- **About this task**
Report all lines of the records that contain "Viewed".

(Excerpts from an interface dataset)
•••
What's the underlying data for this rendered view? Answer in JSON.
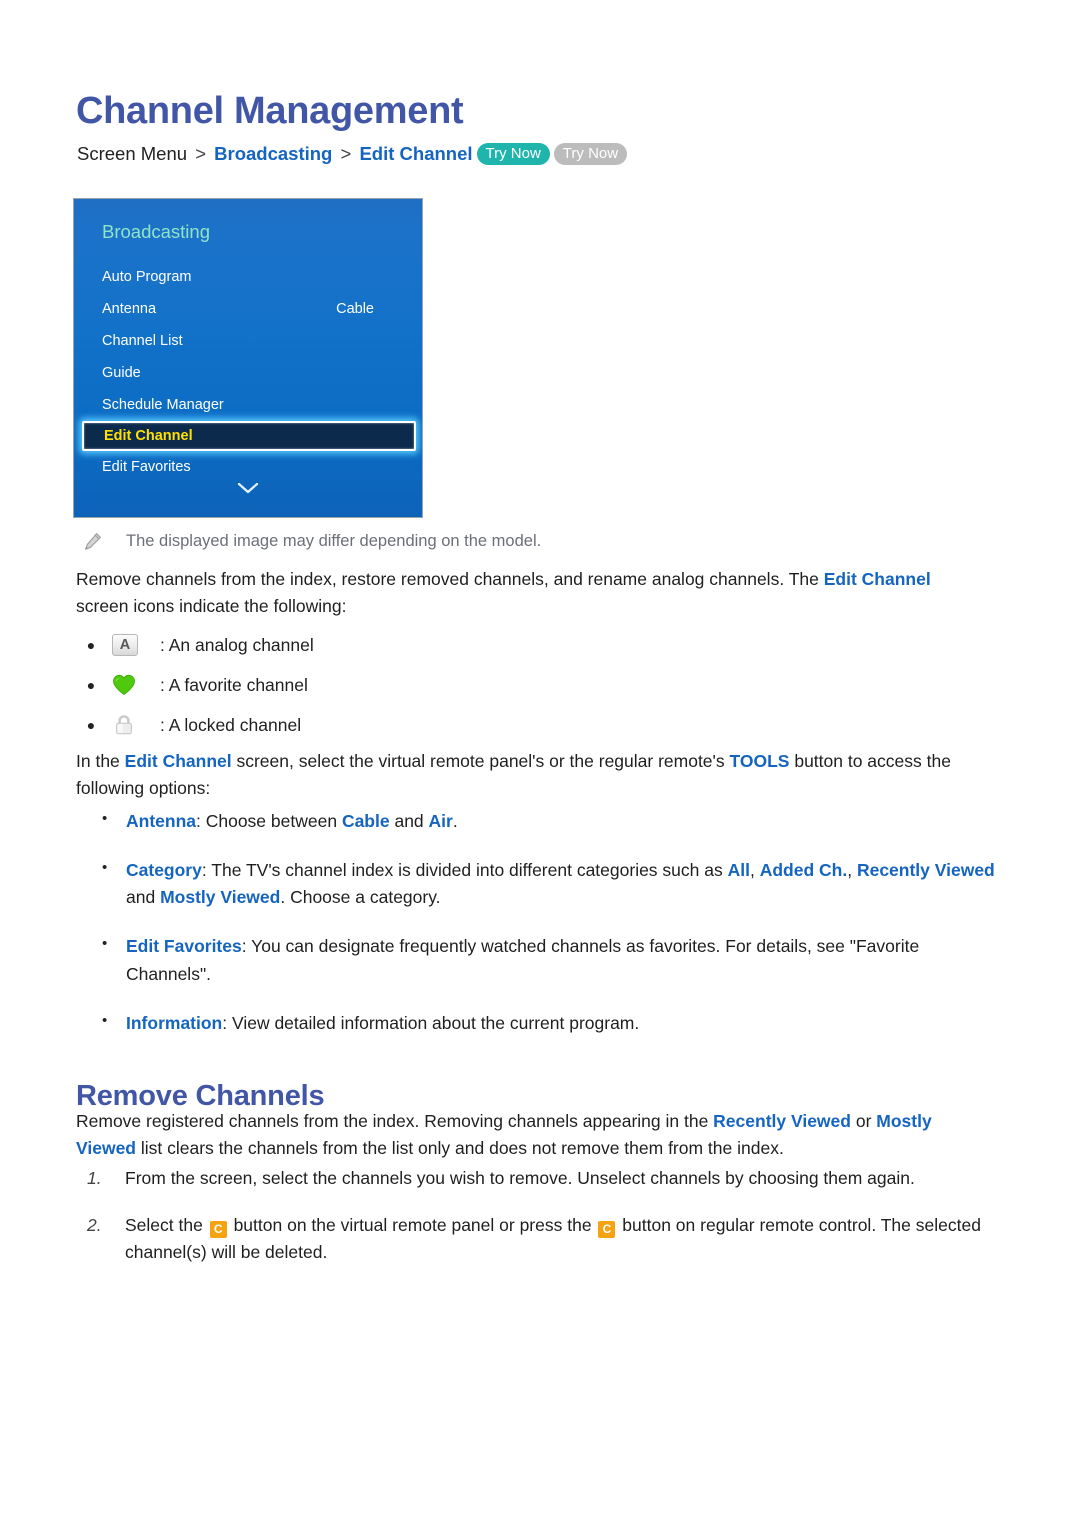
{
  "page_title": "Channel Management",
  "breadcrumb": {
    "root": "Screen Menu",
    "sep": ">",
    "level1": "Broadcasting",
    "level2": "Edit Channel",
    "try_now_primary": "Try Now",
    "try_now_secondary": "Try Now",
    "try_now_primary_color": "#1fb5ad",
    "try_now_secondary_color": "#bcbcbc"
  },
  "tv_menu": {
    "title": "Broadcasting",
    "accent_title_color": "#8fe3c6",
    "highlight_text_color": "#ffe000",
    "items": [
      {
        "label": "Auto Program",
        "value": "",
        "selected": false
      },
      {
        "label": "Antenna",
        "value": "Cable",
        "selected": false
      },
      {
        "label": "Channel List",
        "value": "",
        "selected": false
      },
      {
        "label": "Guide",
        "value": "",
        "selected": false
      },
      {
        "label": "Schedule Manager",
        "value": "",
        "selected": false
      },
      {
        "label": "Edit Channel",
        "value": "",
        "selected": true
      },
      {
        "label": "Edit Favorites",
        "value": "",
        "selected": false
      }
    ],
    "scroll_indicator": "chevron-down"
  },
  "note": {
    "icon": "pencil-icon",
    "text": "The displayed image may differ depending on the model."
  },
  "intro_paragraph": {
    "part1": "Remove channels from the index, restore removed channels, and rename analog channels. The ",
    "link1": "Edit Channel",
    "part2": " screen icons indicate the following:"
  },
  "icon_legend": [
    {
      "icon": "analog-letter-a-icon",
      "glyph": "A",
      "text": ": An analog channel"
    },
    {
      "icon": "green-heart-icon",
      "glyph": "",
      "text": ": A favorite channel"
    },
    {
      "icon": "padlock-icon",
      "glyph": "",
      "text": ": A locked channel"
    }
  ],
  "tools_paragraph": {
    "part1": "In the ",
    "link1": "Edit Channel",
    "part2": " screen, select the virtual remote panel's or the regular remote's ",
    "link2": "TOOLS",
    "part3": " button to access the following options:"
  },
  "options": [
    {
      "term": "Antenna",
      "segments": [
        {
          "text": ": Choose between ",
          "style": "plain"
        },
        {
          "text": "Cable",
          "style": "link"
        },
        {
          "text": " and ",
          "style": "plain"
        },
        {
          "text": "Air",
          "style": "link"
        },
        {
          "text": ".",
          "style": "plain"
        }
      ]
    },
    {
      "term": "Category",
      "segments": [
        {
          "text": ": The TV's channel index is divided into different categories such as ",
          "style": "plain"
        },
        {
          "text": "All",
          "style": "link"
        },
        {
          "text": ", ",
          "style": "plain"
        },
        {
          "text": "Added Ch.",
          "style": "link"
        },
        {
          "text": ", ",
          "style": "plain"
        },
        {
          "text": "Recently Viewed",
          "style": "link"
        },
        {
          "text": " and ",
          "style": "plain"
        },
        {
          "text": "Mostly Viewed",
          "style": "link"
        },
        {
          "text": ". Choose a category.",
          "style": "plain"
        }
      ]
    },
    {
      "term": "Edit Favorites",
      "segments": [
        {
          "text": ": You can designate frequently watched channels as favorites. For details, see \"Favorite Channels\".",
          "style": "plain"
        }
      ]
    },
    {
      "term": "Information",
      "segments": [
        {
          "text": ": View detailed information about the current program.",
          "style": "plain"
        }
      ]
    }
  ],
  "section_heading": "Remove Channels",
  "remove_paragraph": {
    "part1": "Remove registered channels from the index. Removing channels appearing in the ",
    "link1": "Recently Viewed",
    "part2": " or ",
    "link2": "Mostly Viewed",
    "part3": " list clears the channels from the list only and does not remove them from the index."
  },
  "steps": [
    {
      "num": "1.",
      "segments": [
        {
          "text": "From the screen, select the channels you wish to remove. Unselect channels by choosing them again.",
          "style": "plain"
        }
      ]
    },
    {
      "num": "2.",
      "segments": [
        {
          "text": "Select the ",
          "style": "plain"
        },
        {
          "text": "C",
          "style": "key"
        },
        {
          "text": " button on the virtual remote panel or press the ",
          "style": "plain"
        },
        {
          "text": "C",
          "style": "key"
        },
        {
          "text": " button on regular remote control. The selected channel(s) will be deleted.",
          "style": "plain"
        }
      ]
    }
  ],
  "colors": {
    "heading": "#4156a6",
    "link": "#1565c0",
    "key_button": "#f5a310",
    "note_text": "#6c6f78"
  }
}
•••
- **Completed task**
          "text": "Recently Viewed",
          "text": "Mostly Viewed",
    "link1": "Recently Viewed",
    "link2": "Mostly Viewed",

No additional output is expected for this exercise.